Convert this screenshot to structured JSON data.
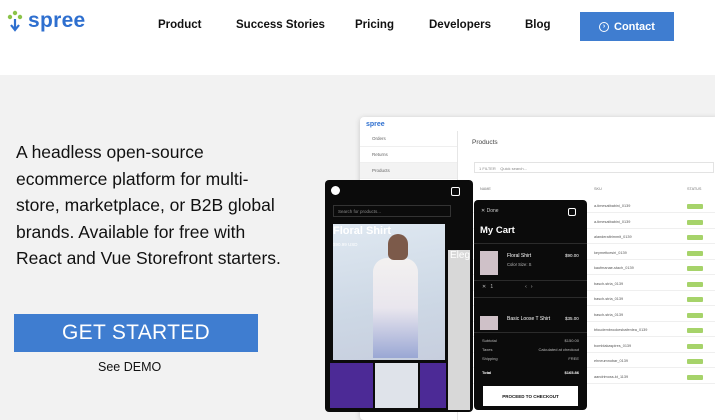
{
  "header": {
    "logo_text": "spree",
    "nav": [
      "Product",
      "Success Stories",
      "Pricing",
      "Developers",
      "Blog"
    ],
    "contact_label": "Contact",
    "contact_icon": "arrow-circle-icon",
    "accent_color": "#3f7dd0"
  },
  "hero": {
    "tagline": "A headless open-source ecommerce platform for multi-store, marketplace, or B2B global brands. Available for free with React and Vue Storefront starters.",
    "cta_label": "GET STARTED",
    "demo_link": "See DEMO"
  },
  "admin_mock": {
    "logo": "spree",
    "sidebar": [
      "Orders",
      "Returns",
      "Products"
    ],
    "title": "Products",
    "filter_label": "1 FILTER",
    "search_placeholder": "Quick search...",
    "columns": [
      "NAME",
      "SKU",
      "STATUS"
    ],
    "skus": [
      "a-timesatbabini_0139",
      "a-timesatbabini_0139",
      "alanderaltrimmit_0139",
      "keymettcesiri_0139",
      "kaufmanae-stach_0139",
      "basch-stria_0139",
      "basch-stria_0139",
      "basch-stria_0139",
      "bfoudembrookesbafenlea_0139",
      "bomblakaspires_0139",
      "ehneumnobar_0139",
      "aandrimoss-kt_1139"
    ]
  },
  "storefront_mock": {
    "search_placeholder": "Search for products...",
    "product_title": "Floral Shirt",
    "product_price": "$90.99 USD",
    "side_label": "Eleg"
  },
  "cart_mock": {
    "close_label": "Done",
    "title": "My Cart",
    "item1_name": "Floral Shirt",
    "item1_meta": "Color  Size: S",
    "item1_price": "$90.00",
    "item2_name": "Basic Loose T Shirt",
    "item2_price": "$35.00",
    "summary": [
      {
        "label": "Subtotal",
        "value": "$150.00"
      },
      {
        "label": "Taxes",
        "value": "Calculated at checkout"
      },
      {
        "label": "Shipping",
        "value": "FREE"
      },
      {
        "label": "Total",
        "value": "$165.86"
      }
    ],
    "checkout_label": "PROCEED TO CHECKOUT"
  }
}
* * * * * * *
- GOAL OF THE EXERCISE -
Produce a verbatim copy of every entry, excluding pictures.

- ANSWER FOR THE TASK -
Convert this screenshot to structured JSON data.
{
  "header": {
    "logo_text": "spree",
    "nav": [
      "Product",
      "Success Stories",
      "Pricing",
      "Developers",
      "Blog"
    ],
    "contact_label": "Contact",
    "contact_icon": "arrow-circle-icon",
    "accent_color": "#3f7dd0"
  },
  "hero": {
    "tagline": "A headless open-source ecommerce platform for multi-store, marketplace, or B2B global brands. Available for free with React and Vue Storefront starters.",
    "cta_label": "GET STARTED",
    "demo_link": "See DEMO"
  },
  "admin_mock": {
    "logo": "spree",
    "sidebar": [
      "Orders",
      "Returns",
      "Products"
    ],
    "title": "Products",
    "filter_label": "1 FILTER",
    "search_placeholder": "Quick search...",
    "columns": [
      "NAME",
      "SKU",
      "STATUS"
    ],
    "skus": [
      "a-timesatbabini_0139",
      "a-timesatbabini_0139",
      "alanderaltrimmit_0139",
      "keymettcesiri_0139",
      "kaufmanae-stach_0139",
      "basch-stria_0139",
      "basch-stria_0139",
      "basch-stria_0139",
      "bfoudembrookesbafenlea_0139",
      "bomblakaspires_0139",
      "ehneumnobar_0139",
      "aandrimoss-kt_1139"
    ]
  },
  "storefront_mock": {
    "search_placeholder": "Search for products...",
    "product_title": "Floral Shirt",
    "product_price": "$90.99 USD",
    "side_label": "Eleg"
  },
  "cart_mock": {
    "close_label": "Done",
    "title": "My Cart",
    "item1_name": "Floral Shirt",
    "item1_meta": "Color  Size: S",
    "item1_price": "$90.00",
    "item2_name": "Basic Loose T Shirt",
    "item2_price": "$35.00",
    "summary": [
      {
        "label": "Subtotal",
        "value": "$150.00"
      },
      {
        "label": "Taxes",
        "value": "Calculated at checkout"
      },
      {
        "label": "Shipping",
        "value": "FREE"
      },
      {
        "label": "Total",
        "value": "$165.86"
      }
    ],
    "checkout_label": "PROCEED TO CHECKOUT"
  }
}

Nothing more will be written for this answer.